I previously replied privately, but felt my answer was incomplete, so I
thought I'd take another shot and reply to the list...
A trademark is the right to use a particular word or group of words in
association with your product, in a particular geographic area. If someone
has used your "trademark" previously in a particular geographic area in
connection with a similar product before you used it, all the TMs in the
world won't give you the right to use it--the prior user will have superior
rights. A "TM" symbol doesn't really protect you...it just puts people on
notice that you're claiming an intellectual property right. Actual use (and
first use) of the mark is the only thing that really protects you.
However, there is an exception to this general rule--registering the mark
gives you the right to use it in association with your product nationwide,
regardless of whether you've already used it in every geographic area of the
country. But, to register it, you have to have used the mark "in commerce"
somewhere previously (although I believe there is an exception for marks that
you intend to use, if you actually use them within a certain time-frame--I
haven't reviewed the US Code lately.
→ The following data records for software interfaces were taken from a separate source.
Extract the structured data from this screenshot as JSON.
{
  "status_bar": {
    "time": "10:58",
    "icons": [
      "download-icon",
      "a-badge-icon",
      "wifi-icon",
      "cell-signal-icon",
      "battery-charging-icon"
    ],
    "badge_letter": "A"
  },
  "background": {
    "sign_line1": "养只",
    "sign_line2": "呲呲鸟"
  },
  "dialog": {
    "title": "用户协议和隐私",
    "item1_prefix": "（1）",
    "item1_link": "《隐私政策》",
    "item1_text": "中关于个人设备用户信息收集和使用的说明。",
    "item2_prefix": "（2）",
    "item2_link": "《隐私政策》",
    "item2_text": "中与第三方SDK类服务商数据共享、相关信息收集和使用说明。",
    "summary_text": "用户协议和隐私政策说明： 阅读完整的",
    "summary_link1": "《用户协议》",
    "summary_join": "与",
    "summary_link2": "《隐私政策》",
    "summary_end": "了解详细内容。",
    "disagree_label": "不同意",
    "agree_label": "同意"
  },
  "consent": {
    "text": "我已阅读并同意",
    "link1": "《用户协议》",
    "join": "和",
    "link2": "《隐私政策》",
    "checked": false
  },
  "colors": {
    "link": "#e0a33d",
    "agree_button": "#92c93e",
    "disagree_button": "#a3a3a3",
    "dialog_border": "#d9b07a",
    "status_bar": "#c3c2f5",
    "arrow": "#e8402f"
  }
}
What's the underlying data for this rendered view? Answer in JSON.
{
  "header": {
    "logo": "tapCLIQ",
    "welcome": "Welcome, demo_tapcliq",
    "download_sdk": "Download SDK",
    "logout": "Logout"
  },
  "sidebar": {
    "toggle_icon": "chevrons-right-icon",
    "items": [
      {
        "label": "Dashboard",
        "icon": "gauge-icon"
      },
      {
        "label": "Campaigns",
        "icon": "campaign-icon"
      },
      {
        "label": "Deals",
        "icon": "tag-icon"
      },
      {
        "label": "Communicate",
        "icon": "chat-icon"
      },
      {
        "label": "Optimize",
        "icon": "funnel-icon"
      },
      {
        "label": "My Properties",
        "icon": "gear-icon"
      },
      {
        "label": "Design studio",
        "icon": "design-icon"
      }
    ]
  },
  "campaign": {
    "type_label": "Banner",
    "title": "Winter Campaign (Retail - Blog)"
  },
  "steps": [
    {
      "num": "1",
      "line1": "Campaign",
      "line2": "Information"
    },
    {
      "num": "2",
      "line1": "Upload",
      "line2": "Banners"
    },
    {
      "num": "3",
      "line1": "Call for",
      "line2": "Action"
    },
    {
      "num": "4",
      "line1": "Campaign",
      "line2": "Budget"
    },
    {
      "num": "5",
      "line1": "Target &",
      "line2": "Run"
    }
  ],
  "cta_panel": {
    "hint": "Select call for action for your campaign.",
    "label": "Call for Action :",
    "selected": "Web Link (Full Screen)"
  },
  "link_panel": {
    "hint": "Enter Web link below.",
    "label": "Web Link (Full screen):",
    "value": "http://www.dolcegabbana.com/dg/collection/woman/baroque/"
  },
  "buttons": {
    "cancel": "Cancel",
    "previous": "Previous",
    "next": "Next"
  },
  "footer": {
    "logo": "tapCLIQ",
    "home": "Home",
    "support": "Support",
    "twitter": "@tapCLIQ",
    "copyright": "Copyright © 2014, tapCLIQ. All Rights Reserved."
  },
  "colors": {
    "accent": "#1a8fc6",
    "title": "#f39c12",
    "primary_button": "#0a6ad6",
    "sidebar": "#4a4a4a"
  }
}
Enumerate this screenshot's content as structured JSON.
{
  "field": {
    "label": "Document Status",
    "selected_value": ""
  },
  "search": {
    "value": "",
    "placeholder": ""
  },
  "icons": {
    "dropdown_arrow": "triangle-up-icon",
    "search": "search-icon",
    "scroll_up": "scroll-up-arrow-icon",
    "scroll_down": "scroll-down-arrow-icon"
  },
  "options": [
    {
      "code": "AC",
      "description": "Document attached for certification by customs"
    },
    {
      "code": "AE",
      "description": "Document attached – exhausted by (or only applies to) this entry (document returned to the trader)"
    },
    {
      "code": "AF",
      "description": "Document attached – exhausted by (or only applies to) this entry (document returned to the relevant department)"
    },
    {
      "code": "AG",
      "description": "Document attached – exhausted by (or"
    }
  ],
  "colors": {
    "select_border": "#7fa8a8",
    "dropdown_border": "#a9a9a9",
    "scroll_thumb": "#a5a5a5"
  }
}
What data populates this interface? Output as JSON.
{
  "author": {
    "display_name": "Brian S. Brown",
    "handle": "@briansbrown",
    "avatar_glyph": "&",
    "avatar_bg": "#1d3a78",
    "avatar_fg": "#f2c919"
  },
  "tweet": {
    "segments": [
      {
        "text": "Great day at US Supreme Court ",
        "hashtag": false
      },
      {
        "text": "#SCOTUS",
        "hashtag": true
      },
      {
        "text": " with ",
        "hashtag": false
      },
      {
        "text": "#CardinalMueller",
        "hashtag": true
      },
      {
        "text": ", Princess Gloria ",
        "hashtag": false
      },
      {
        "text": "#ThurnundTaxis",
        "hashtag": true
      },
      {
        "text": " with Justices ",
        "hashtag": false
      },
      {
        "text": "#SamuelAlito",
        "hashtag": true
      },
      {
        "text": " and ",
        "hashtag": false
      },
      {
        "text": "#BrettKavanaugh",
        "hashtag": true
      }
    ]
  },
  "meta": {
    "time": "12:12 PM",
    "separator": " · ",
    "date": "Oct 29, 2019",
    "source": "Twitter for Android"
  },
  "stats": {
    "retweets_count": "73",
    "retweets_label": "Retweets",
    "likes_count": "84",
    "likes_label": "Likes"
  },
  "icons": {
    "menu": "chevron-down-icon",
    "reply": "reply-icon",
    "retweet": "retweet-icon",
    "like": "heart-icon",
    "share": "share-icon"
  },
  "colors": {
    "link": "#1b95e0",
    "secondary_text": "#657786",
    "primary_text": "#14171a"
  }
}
Perhaps this is your situation, and
that's why the TM is being used instead of the R?) Another advantage to
registration--if someone has used the mark before you, but only in a limited
geographic area, and they haven't registered it with the PTO, you will have
the right to use it nationwide (except perhaps in their area) even though
they were really the first user.